*** Begin section ***

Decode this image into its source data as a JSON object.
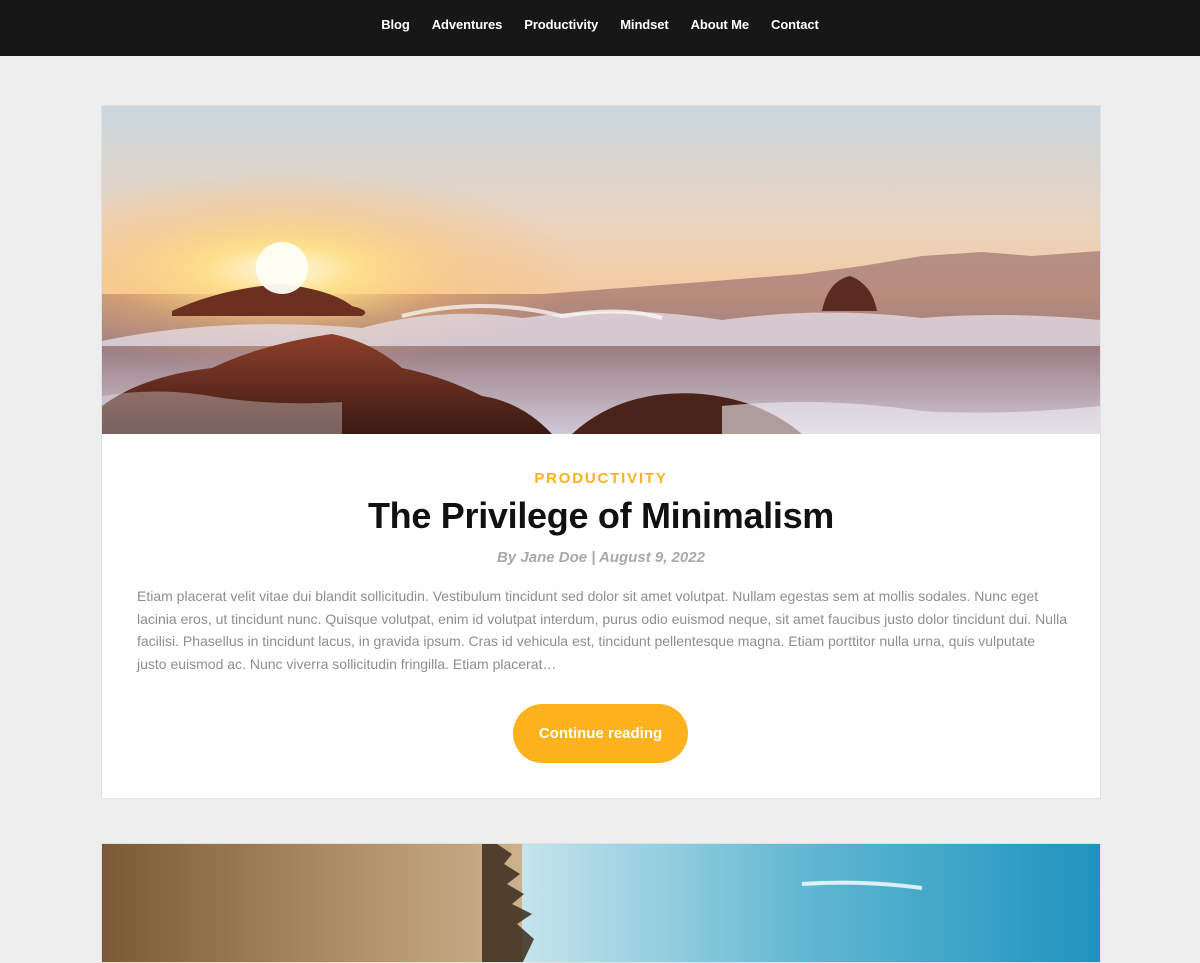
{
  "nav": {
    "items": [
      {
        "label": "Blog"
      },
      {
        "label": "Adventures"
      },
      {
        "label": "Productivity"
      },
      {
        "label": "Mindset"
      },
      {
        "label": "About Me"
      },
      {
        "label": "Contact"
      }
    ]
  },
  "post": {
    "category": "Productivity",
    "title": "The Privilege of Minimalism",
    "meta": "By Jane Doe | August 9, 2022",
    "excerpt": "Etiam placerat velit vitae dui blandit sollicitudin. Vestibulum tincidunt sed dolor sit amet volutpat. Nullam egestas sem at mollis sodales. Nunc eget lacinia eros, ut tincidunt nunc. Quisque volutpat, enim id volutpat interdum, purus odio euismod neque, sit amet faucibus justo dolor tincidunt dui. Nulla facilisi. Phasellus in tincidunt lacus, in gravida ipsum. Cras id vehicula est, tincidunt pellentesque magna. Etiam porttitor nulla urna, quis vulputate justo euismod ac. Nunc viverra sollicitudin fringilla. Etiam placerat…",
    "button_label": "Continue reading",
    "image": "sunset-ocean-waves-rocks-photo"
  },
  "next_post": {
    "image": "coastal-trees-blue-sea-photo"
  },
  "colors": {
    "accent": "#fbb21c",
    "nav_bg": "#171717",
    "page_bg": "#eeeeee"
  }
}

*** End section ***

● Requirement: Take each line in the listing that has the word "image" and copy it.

● Solution to the exercise:
Decode this image into its source data as a JSON object.
    "image": "sunset-ocean-waves-rocks-photo"
    "image": "coastal-trees-blue-sea-photo"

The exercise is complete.